Community Ownership for Greater Physical and Mental Health
How do changes in the structure of a neighborhood impact the health of residents of that neighborhood? Could new models for increasing resident power over processes of change and development in communities enhance health outcomes for all residents?
A new paper from a collaboration between researchers from DUSP’s Healthy Neighborhoods Study (HNS) and the Conservation Law Foundation (CLF) demonstrates how experiencing a greater sense of ownership over the changes happening in one’s neighborhood is linked with better physical and mental health and happiness.
“Decades of redlining and racism have affected communities of color, and now gentrifying development is threatening these neighborhoods all over again,” said Reann Gibson, a Research Scientist at CLF. “The study’s findings are yet one more reason why people must have power over the changes that could profoundly alter their communities.”
The HNS is a partnership of planners, advocates, academic researchers, community-based organization leaders, and fifty resident researchers in nine Greater Boston-area communities convened by CLF and the Massachusetts Institute of Technology.
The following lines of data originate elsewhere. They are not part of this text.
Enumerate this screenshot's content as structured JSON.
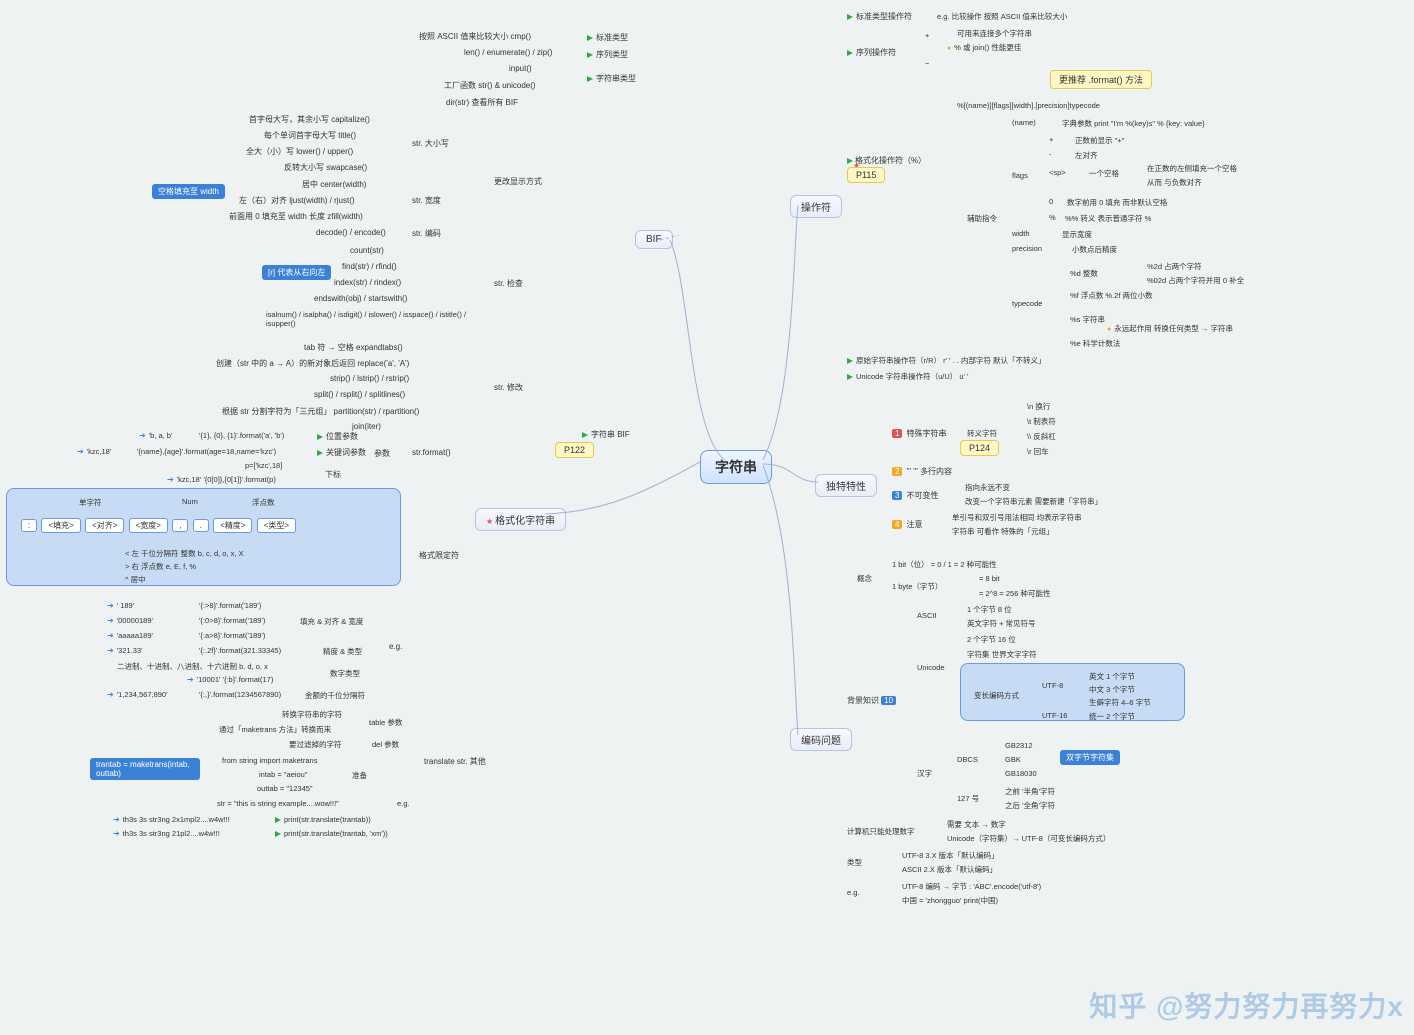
{
  "root": "字符串",
  "left_main": {
    "bif": "BIF",
    "fmtstr": "格式化字符串"
  },
  "right_main": {
    "operators": "操作符",
    "unique": "独特特性",
    "encoding": "编码问题"
  },
  "yellow_tags": {
    "p115": "P115",
    "p122": "P122",
    "p124": "P124"
  },
  "blue_tags": {
    "space_pad": "空格填充至 width",
    "r_from_end": "[r] 代表从右向左",
    "trantab": "trantab = maketrans(intab, outtab)",
    "dbcs": "双字节字符集",
    "bg_badge": "10"
  },
  "bif_rows": {
    "cmp": "按照 ASCII 值来比较大小        cmp()",
    "cmp_type": "标准类型",
    "len": "len() / enumerate() / zip()",
    "len_type": "序列类型",
    "input": "input()",
    "factory": "工厂函数        str() & unicode()",
    "str_type": "字符串类型",
    "dir": "dir(str)        查看所有 BIF"
  },
  "str_methods": {
    "cap": "首字母大写，其余小写        capitalize()",
    "title": "每个单词首字母大写        title()",
    "case": "全大（小）写        lower() / upper()",
    "swap": "反转大小写        swapcase()",
    "cat_case": "str.        大小写",
    "center": "居中        center(width)",
    "just": "左（右）对齐        ljust(width) / rjust()",
    "zfill": "前面用 0 填充至 width 长度        zfill(width)",
    "cat_width": "str.        宽度",
    "change_display": "更改显示方式",
    "codec": "decode() / encode()",
    "cat_codec": "str.        编码",
    "count": "count(str)",
    "find": "find(str) / rfind()",
    "index": "index(str) / rindex()",
    "ends": "endswith(obj) / startswith()",
    "cat_search": "str.        检查",
    "isx": "isalnum() / isalpha() / isdigit() / islower() / isspace() / istitle() / isupper()",
    "expand": "tab 符 → 空格        expandtabs()",
    "replace": "创建（str 中的 a → A）的新对象后返回        replace('a', 'A')",
    "strip": "strip() / lstrip() / rstrip()",
    "split": "split() / rsplit() / splitlines()",
    "part": "根据 str 分割字符为「三元组」        partition(str) / rpartition()",
    "join": "join(iter)",
    "cat_mod": "str.        修改"
  },
  "strformat": {
    "str_bif": "字符串 BIF",
    "title": "str.format()",
    "ex1a": "'b, a, b'",
    "ex1b": "'{1}, {0}, {1}'.format('a', 'b')",
    "ex1t": "位置参数",
    "ex2a": "'kzc,18'",
    "ex2b": "'{name},{age}'.format(age=18,name='kzc')",
    "ex2t": "关键词参数",
    "ex3a": "p=['kzc',18]",
    "ex3b": "'kzc,18'        '{0[0]},{0[1]}'.format(p)",
    "ex3t": "下标",
    "params": "参数"
  },
  "fmt_limit": {
    "title": "格式限定符",
    "h_single": "单字符",
    "h_num": "Num",
    "h_float": "浮点数",
    "row_pill": [
      ":",
      "<填充>",
      "<对齐>",
      "<宽度>",
      ",",
      ".",
      "<精度>",
      "<类型>"
    ],
    "row_align": "<        左          千位分隔符          整数        b, c, d, o, x, X",
    "row_align2": ">        右                                              浮点数   e, E, f, %",
    "row_align3": "^    居中",
    "eg1a": "'   189'",
    "eg1b": "'{:>8}'.format('189')",
    "eg2a": "'00000189'",
    "eg2b": "'{:0>8}'.format('189')",
    "eg2t": "填充 & 对齐 & 宽度",
    "eg3a": "'aaaaa189'",
    "eg3b": "'{:a>8}'.format('189')",
    "eg4a": "'321.33'",
    "eg4b": "'{:.2f}'.format(321.33345)",
    "eg4t": "精度 & 类型",
    "eg5a": "二进制、十进制、八进制、十六进制        b, d, o, x",
    "eg5t": "数字类型",
    "eg5c": "'10001'     '{:b}'.format(17)",
    "eg6a": "'1,234,567,890'",
    "eg6b": "'{:,}'.format(1234567890)",
    "eg6t": "金额的千位分隔符",
    "eg_group": "e.g."
  },
  "translate": {
    "top1": "转换字符串的字符",
    "top2": "通过「maketrans 方法」转换而来",
    "top2r": "table 参数",
    "top3": "要过滤掉的字符",
    "top3r": "del 参数",
    "name": "translate        str.        其他",
    "p1": "from string import maketrans",
    "p2": "intab = \"aeiou\"",
    "p3": "outtab = \"12345\"",
    "p_prep": "准备",
    "s1": "str = \"this is string example....wow!!!\"",
    "s_eg": "e.g.",
    "r1": "th3s 3s str3ng 2x1mpl2....w4w!!!",
    "r1b": "print(str.translate(trantab))",
    "r2": "th3s 3s str3ng 21pl2....w4w!!!",
    "r2b": "print(str.translate(trantab, 'xm'))"
  },
  "ops": {
    "std": "标准类型操作符",
    "std_eg": "e.g.        比较操作        按照 ASCII 值来比较大小",
    "seq": "序列操作符",
    "plus": "+",
    "plus_r": "可用来连接多个字符串",
    "plus_r2": "% 或 join() 性能更佳",
    "minus": "−",
    "fmt_recommend": "更推荐 .format() 方法",
    "fmt_op": "格式化操作符（%）",
    "fmt_spec": "%[(name)][flags][width].[precision]typecode",
    "name": "(name)",
    "name_r": "字典参数        print \"I'm %(key)s\" % {key: value}",
    "flags": "flags",
    "f1": "+",
    "f1r": "正数前显示 \"+\"",
    "f2": "-",
    "f2r": "左对齐",
    "f3": "<sp>",
    "f3r": "一个空格",
    "f3r2": "在正数的左侧填充一个空格",
    "f3r3": "从而        与负数对齐",
    "f4": "0",
    "f4r": "数字前用 0 填充        而非默认空格",
    "f5": "%",
    "f5r": "%%        转义        表示普通字符 %",
    "width": "width",
    "width_r": "显示宽度",
    "prec": "precision",
    "prec_r": "小数点后精度",
    "tc": "typecode",
    "tc_d": "%d        整数",
    "tc_d1": "%2d        占两个字符",
    "tc_d2": "%02d        占两个字符并用 0 补全",
    "tc_f": "%f        浮点数        %.2f        两位小数",
    "tc_s": "%s        字符串",
    "tc_s1": "永远起作用        转换任何类型 → 字符串",
    "tc_e": "%e        科学计数法",
    "aux": "辅助指令",
    "raw": "原始字符串操作符（r/R）        r' '    . .    内部字符        默认「不转义」",
    "uni": "Unicode 字符串操作符（u/U）        u' '"
  },
  "unique": {
    "s1": "特殊字符串",
    "s1n": "1",
    "esc": "转义字符",
    "e1": "\\n        换行",
    "e2": "\\t        制表符",
    "e3": "\\\\        反斜杠",
    "e4": "\\r        回车",
    "s2": "''' '''        多行内容",
    "s2n": "2",
    "s3": "不可变性",
    "s3n": "3",
    "s3a": "指向永远不变",
    "s3b": "改变一个字符串元素        需要新建「字符串」",
    "s4": "注意",
    "s4n": "4",
    "s4a": "单引号和双引号用法相同        均表示字符串",
    "s4b": "字符串        可看作        特殊的「元组」"
  },
  "enc": {
    "bg": "背景知识",
    "concept": "概念",
    "bit": "1 bit（位）        = 0 / 1 = 2 种可能性",
    "byte": "1 byte（字节）",
    "byte1": "= 8 bit",
    "byte2": "= 2^8 = 256 种可能性",
    "ascii": "ASCII",
    "ascii1": "1 个字节        8 位",
    "ascii2": "英文字符 + 常见符号",
    "unicode": "Unicode",
    "uni1": "2 个字节        16 位",
    "uni2": "字符集        世界文字字符",
    "varlen": "变长编码方式",
    "utf8": "UTF-8",
    "utf8a": "英文        1 个字节",
    "utf8b": "中文        3 个字节",
    "utf8c": "生僻字符        4–6 字节",
    "utf16": "UTF-16",
    "utf16a": "统一        2 个字节",
    "hanzi": "汉字",
    "dbcs": "DBCS",
    "dbcs1": "GB2312",
    "dbcs2": "GBK",
    "dbcs3": "GB18030",
    "h127": "127 号",
    "h127a": "之前        '半角'字符",
    "h127b": "之后        '全角'字符",
    "compute": "计算机只能处理数字",
    "comp1": "需要        文本 → 数字",
    "comp2": "Unicode（字符集）→ UTF-8（可变长编码方式）",
    "type": "类型",
    "t_utf8": "UTF-8        3.X 版本「默认编码」",
    "t_ascii": "ASCII        2.X 版本「默认编码」",
    "eg": "e.g.",
    "eg1": "UTF-8 编码 → 字节 :  'ABC'.encode('utf-8')",
    "eg2": "中国 = 'zhongguo'        print(中国)"
  },
  "watermark": "知乎 @努力努力再努力x"
}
It is the largest and longest running participatory action research study of its kind.
“Community health depends on redistributing power over neighborhood change,” said DUSP alum and one of the study’s authors, Andrew Binet (MCP ‘15, PhD ‘21). “These findings should encourage urban planners and policymakers to stretch past conventional approaches to participation or engagement and seek to foster ownership over neighborhood changes. I mean ownership both in terms of political and economic power. This will involve building democratic mechanisms for community members to determine the vision and set the agenda for development in their neighborhood and to reap the benefits of the changes that happen to their neighborhoods. There is no cookie-cutter way to do this, but there are many strategies we can experiment with: it behooves us to figure it out.”
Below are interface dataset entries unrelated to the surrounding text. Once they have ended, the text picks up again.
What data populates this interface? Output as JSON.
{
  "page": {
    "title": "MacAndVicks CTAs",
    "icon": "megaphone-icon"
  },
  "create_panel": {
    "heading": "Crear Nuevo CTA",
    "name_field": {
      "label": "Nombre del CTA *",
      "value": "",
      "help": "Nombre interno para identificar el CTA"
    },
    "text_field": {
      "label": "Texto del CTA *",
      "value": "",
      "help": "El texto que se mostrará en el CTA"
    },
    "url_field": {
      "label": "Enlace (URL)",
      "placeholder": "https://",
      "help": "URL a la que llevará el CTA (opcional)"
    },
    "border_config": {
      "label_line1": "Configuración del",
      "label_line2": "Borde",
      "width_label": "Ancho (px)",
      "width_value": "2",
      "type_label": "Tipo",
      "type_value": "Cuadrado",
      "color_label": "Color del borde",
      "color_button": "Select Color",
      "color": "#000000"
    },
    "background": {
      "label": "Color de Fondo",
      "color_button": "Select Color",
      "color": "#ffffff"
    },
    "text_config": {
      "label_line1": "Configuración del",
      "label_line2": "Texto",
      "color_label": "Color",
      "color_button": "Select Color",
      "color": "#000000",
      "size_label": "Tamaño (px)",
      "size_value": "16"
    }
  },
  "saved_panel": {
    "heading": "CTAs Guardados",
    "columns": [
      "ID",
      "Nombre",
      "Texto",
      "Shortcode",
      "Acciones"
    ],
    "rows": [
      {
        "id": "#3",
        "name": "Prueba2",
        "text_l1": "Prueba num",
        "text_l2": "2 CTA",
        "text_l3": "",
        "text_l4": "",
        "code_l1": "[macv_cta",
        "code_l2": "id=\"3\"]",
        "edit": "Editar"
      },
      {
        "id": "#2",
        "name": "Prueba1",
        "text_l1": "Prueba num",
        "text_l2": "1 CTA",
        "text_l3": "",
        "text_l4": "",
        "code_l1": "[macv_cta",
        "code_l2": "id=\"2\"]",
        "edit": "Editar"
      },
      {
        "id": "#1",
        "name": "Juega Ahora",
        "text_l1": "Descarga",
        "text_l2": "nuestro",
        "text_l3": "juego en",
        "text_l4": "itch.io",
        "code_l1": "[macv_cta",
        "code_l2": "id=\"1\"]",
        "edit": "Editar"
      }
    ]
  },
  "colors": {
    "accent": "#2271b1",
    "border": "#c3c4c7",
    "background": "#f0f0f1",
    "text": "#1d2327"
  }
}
Authors of the paper include: Binet, Yael Nidam (MCP ‘19), Rebecca Houston-Read (MCP candidate), César Garcia Lopez (MCP ‘22), Gabriela Zayas del Rio (MCP ‘21), Dina Abreua, Carl Baty, Arnetta Baty, Josee Genty, Goldean Graham, Jeff Joseph, Will Justice, Gail Roderigues, David Underhill, Vedette R. Gavin, and Mariana C.Arcaya (MCP ‘08).